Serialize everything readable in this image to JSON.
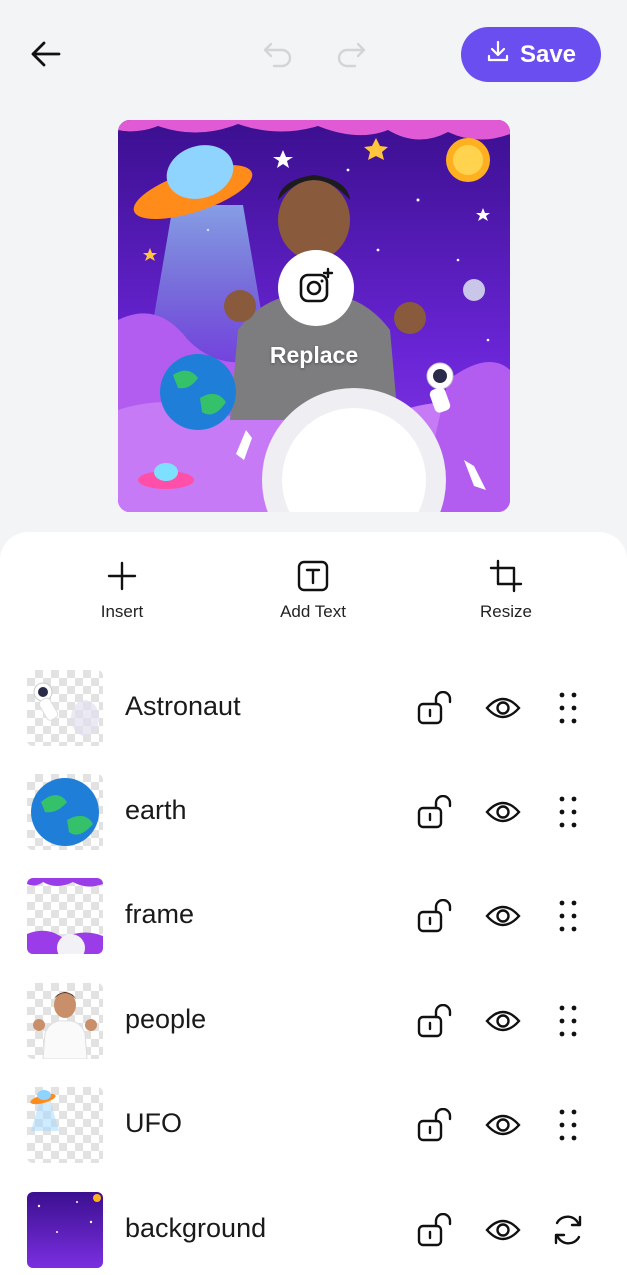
{
  "header": {
    "save_label": "Save"
  },
  "canvas": {
    "replace_label": "Replace"
  },
  "tools": [
    {
      "label": "Insert",
      "icon": "plus-icon"
    },
    {
      "label": "Add Text",
      "icon": "text-box-icon"
    },
    {
      "label": "Resize",
      "icon": "crop-icon"
    }
  ],
  "layers": [
    {
      "name": "Astronaut",
      "trailing_icon": "drag-handle-icon"
    },
    {
      "name": "earth",
      "trailing_icon": "drag-handle-icon"
    },
    {
      "name": "frame",
      "trailing_icon": "drag-handle-icon"
    },
    {
      "name": "people",
      "trailing_icon": "drag-handle-icon"
    },
    {
      "name": "UFO",
      "trailing_icon": "drag-handle-icon"
    },
    {
      "name": "background",
      "trailing_icon": "replace-cycle-icon"
    }
  ],
  "colors": {
    "accent": "#6b4ef0",
    "canvas_purple": "#5a1fc2"
  }
}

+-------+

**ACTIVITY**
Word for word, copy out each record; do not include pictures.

**OUTPUT BELOW**
Serialize everything readable in this image to JSON.
{
  "header": {
    "save_label": "Save"
  },
  "canvas": {
    "replace_label": "Replace"
  },
  "tools": [
    {
      "label": "Insert",
      "icon": "plus-icon"
    },
    {
      "label": "Add Text",
      "icon": "text-box-icon"
    },
    {
      "label": "Resize",
      "icon": "crop-icon"
    }
  ],
  "layers": [
    {
      "name": "Astronaut",
      "trailing_icon": "drag-handle-icon"
    },
    {
      "name": "earth",
      "trailing_icon": "drag-handle-icon"
    },
    {
      "name": "frame",
      "trailing_icon": "drag-handle-icon"
    },
    {
      "name": "people",
      "trailing_icon": "drag-handle-icon"
    },
    {
      "name": "UFO",
      "trailing_icon": "drag-handle-icon"
    },
    {
      "name": "background",
      "trailing_icon": "replace-cycle-icon"
    }
  ],
  "colors": {
    "accent": "#6b4ef0",
    "canvas_purple": "#5a1fc2"
  }
}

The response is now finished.